━━━━━ SOURCE INFORMATION

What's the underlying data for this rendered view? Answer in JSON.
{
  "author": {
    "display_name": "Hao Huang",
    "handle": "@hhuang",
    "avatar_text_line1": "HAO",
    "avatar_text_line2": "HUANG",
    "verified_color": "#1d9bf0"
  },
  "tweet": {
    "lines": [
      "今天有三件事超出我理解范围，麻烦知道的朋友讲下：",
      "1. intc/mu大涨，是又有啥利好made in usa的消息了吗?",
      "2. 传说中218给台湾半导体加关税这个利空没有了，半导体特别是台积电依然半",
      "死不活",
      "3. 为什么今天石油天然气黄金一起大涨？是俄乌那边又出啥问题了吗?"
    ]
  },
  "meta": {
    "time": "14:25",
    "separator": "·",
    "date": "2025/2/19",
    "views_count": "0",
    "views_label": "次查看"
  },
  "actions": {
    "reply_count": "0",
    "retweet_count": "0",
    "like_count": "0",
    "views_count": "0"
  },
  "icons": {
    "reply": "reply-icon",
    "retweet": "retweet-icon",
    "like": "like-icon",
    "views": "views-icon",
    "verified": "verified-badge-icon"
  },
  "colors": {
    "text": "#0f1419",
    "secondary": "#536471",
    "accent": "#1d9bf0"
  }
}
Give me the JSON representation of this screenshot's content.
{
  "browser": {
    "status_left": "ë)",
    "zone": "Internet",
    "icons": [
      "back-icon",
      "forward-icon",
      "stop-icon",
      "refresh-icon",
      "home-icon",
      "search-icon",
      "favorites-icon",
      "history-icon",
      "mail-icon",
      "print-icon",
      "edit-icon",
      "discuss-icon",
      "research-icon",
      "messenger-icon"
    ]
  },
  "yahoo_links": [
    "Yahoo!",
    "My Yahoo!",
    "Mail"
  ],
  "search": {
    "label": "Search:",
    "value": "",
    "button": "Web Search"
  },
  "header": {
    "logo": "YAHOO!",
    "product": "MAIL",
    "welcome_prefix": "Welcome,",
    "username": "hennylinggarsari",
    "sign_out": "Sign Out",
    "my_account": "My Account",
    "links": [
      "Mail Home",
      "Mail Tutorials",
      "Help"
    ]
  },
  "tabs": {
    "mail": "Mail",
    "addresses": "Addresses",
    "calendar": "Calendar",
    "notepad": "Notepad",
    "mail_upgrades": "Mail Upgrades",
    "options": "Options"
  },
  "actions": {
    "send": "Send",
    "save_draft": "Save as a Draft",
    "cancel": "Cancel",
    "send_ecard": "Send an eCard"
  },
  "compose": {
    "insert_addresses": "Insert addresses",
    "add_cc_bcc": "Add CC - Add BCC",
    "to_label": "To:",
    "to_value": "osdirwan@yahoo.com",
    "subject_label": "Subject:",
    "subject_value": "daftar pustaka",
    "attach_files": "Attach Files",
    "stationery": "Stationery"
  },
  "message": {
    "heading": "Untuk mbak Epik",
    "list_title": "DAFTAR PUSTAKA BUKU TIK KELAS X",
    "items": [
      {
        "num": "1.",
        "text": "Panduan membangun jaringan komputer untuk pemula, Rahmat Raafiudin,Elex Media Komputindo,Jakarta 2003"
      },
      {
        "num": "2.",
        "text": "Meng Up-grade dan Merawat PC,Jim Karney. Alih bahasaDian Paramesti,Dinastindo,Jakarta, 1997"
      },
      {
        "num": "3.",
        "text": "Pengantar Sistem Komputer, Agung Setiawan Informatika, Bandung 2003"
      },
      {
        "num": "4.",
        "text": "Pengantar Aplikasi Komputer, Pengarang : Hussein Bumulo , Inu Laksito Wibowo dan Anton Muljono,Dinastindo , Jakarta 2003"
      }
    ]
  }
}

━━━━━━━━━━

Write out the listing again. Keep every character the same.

What's the underlying data for this rendered view? Answer in JSON.
{
  "author": {
    "display_name": "Hao Huang",
    "handle": "@hhuang",
    "avatar_text_line1": "HAO",
    "avatar_text_line2": "HUANG",
    "verified_color": "#1d9bf0"
  },
  "tweet": {
    "lines": [
      "今天有三件事超出我理解范围，麻烦知道的朋友讲下：",
      "1. intc/mu大涨，是又有啥利好made in usa的消息了吗?",
      "2. 传说中218给台湾半导体加关税这个利空没有了，半导体特别是台积电依然半",
      "死不活",
      "3. 为什么今天石油天然气黄金一起大涨？是俄乌那边又出啥问题了吗?"
    ]
  },
  "meta": {
    "time": "14:25",
    "separator": "·",
    "date": "2025/2/19",
    "views_count": "0",
    "views_label": "次查看"
  },
  "actions": {
    "reply_count": "0",
    "retweet_count": "0",
    "like_count": "0",
    "views_count": "0"
  },
  "icons": {
    "reply": "reply-icon",
    "retweet": "retweet-icon",
    "like": "like-icon",
    "views": "views-icon",
    "verified": "verified-badge-icon"
  },
  "colors": {
    "text": "#0f1419",
    "secondary": "#536471",
    "accent": "#1d9bf0"
  }
}
Give me the JSON representation of this screenshot's content.
{
  "browser": {
    "status_left": "ë)",
    "zone": "Internet",
    "icons": [
      "back-icon",
      "forward-icon",
      "stop-icon",
      "refresh-icon",
      "home-icon",
      "search-icon",
      "favorites-icon",
      "history-icon",
      "mail-icon",
      "print-icon",
      "edit-icon",
      "discuss-icon",
      "research-icon",
      "messenger-icon"
    ]
  },
  "yahoo_links": [
    "Yahoo!",
    "My Yahoo!",
    "Mail"
  ],
  "search": {
    "label": "Search:",
    "value": "",
    "button": "Web Search"
  },
  "header": {
    "logo": "YAHOO!",
    "product": "MAIL",
    "welcome_prefix": "Welcome,",
    "username": "hennylinggarsari",
    "sign_out": "Sign Out",
    "my_account": "My Account",
    "links": [
      "Mail Home",
      "Mail Tutorials",
      "Help"
    ]
  },
  "tabs": {
    "mail": "Mail",
    "addresses": "Addresses",
    "calendar": "Calendar",
    "notepad": "Notepad",
    "mail_upgrades": "Mail Upgrades",
    "options": "Options"
  },
  "actions": {
    "send": "Send",
    "save_draft": "Save as a Draft",
    "cancel": "Cancel",
    "send_ecard": "Send an eCard"
  },
  "compose": {
    "insert_addresses": "Insert addresses",
    "add_cc_bcc": "Add CC - Add BCC",
    "to_label": "To:",
    "to_value": "osdirwan@yahoo.com",
    "subject_label": "Subject:",
    "subject_value": "daftar pustaka",
    "attach_files": "Attach Files",
    "stationery": "Stationery"
  },
  "message": {
    "heading": "Untuk mbak Epik",
    "list_title": "DAFTAR PUSTAKA BUKU TIK KELAS X",
    "items": [
      {
        "num": "1.",
        "text": "Panduan membangun jaringan komputer untuk pemula, Rahmat Raafiudin,Elex Media Komputindo,Jakarta 2003"
      },
      {
        "num": "2.",
        "text": "Meng Up-grade dan Merawat PC,Jim Karney. Alih bahasaDian Paramesti,Dinastindo,Jakarta, 1997"
      },
      {
        "num": "3.",
        "text": "Pengantar Sistem Komputer, Agung Setiawan Informatika, Bandung 2003"
      },
      {
        "num": "4.",
        "text": "Pengantar Aplikasi Komputer, Pengarang : Hussein Bumulo , Inu Laksito Wibowo dan Anton Muljono,Dinastindo , Jakarta 2003"
      }
    ]
  }
}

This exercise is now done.